Page and application data records:
▽

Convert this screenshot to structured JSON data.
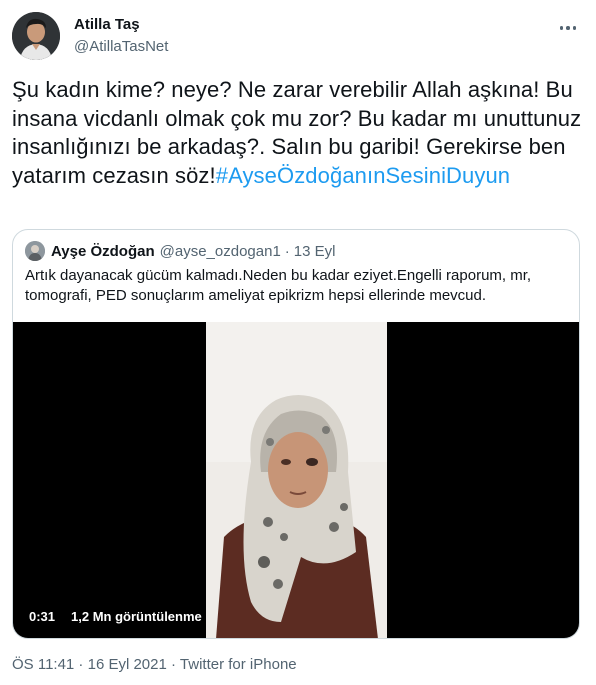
{
  "author": {
    "name": "Atilla Taş",
    "handle": "@AtillaTasNet"
  },
  "tweet": {
    "text": "Şu kadın kime? neye? Ne zarar verebilir Allah aşkına! Bu insana vicdanlı olmak çok mu zor? Bu kadar mı unuttunuz insanlığınızı be arkadaş?. Salın bu garibi! Gerekirse ben yatarım cezasın söz!",
    "hashtag": "#AyseÖzdoğanınSesiniDuyun"
  },
  "quoted": {
    "name": "Ayşe Özdoğan",
    "handle": "@ayse_ozdogan1",
    "separator": "·",
    "date": "13 Eyl",
    "text": "Artık dayanacak gücüm kalmadı.Neden bu kadar eziyet.Engelli raporum, mr, tomografi, PED sonuçlarım ameliyat epikrizm hepsi ellerinde mevcud.",
    "video": {
      "duration": "0:31",
      "views": "1,2 Mn görüntülenme"
    }
  },
  "footer": {
    "time": "ÖS 11:41",
    "sep1": " · ",
    "date": "16 Eyl 2021",
    "sep2": " · ",
    "source": "Twitter for iPhone"
  },
  "colors": {
    "accent": "#1d9bf0",
    "secondary_text": "#536471",
    "border": "#cfd9de"
  },
  "icons": {
    "more": "more-horizontal-icon"
  }
}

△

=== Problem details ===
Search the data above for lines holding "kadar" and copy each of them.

=== Solution for this exercise ===
    "text": "Şu kadın kime? neye? Ne zarar verebilir Allah aşkına! Bu insana vicdanlı olmak çok mu zor? Bu kadar mı unuttunuz insanlığınızı be arkadaş?. Salın bu garibi! Gerekirse ben yatarım cezasın söz!",
    "text": "Artık dayanacak gücüm kalmadı.Neden bu kadar eziyet.Engelli raporum, mr, tomografi, PED sonuçlarım ameliyat epikrizm hepsi ellerinde mevcud.",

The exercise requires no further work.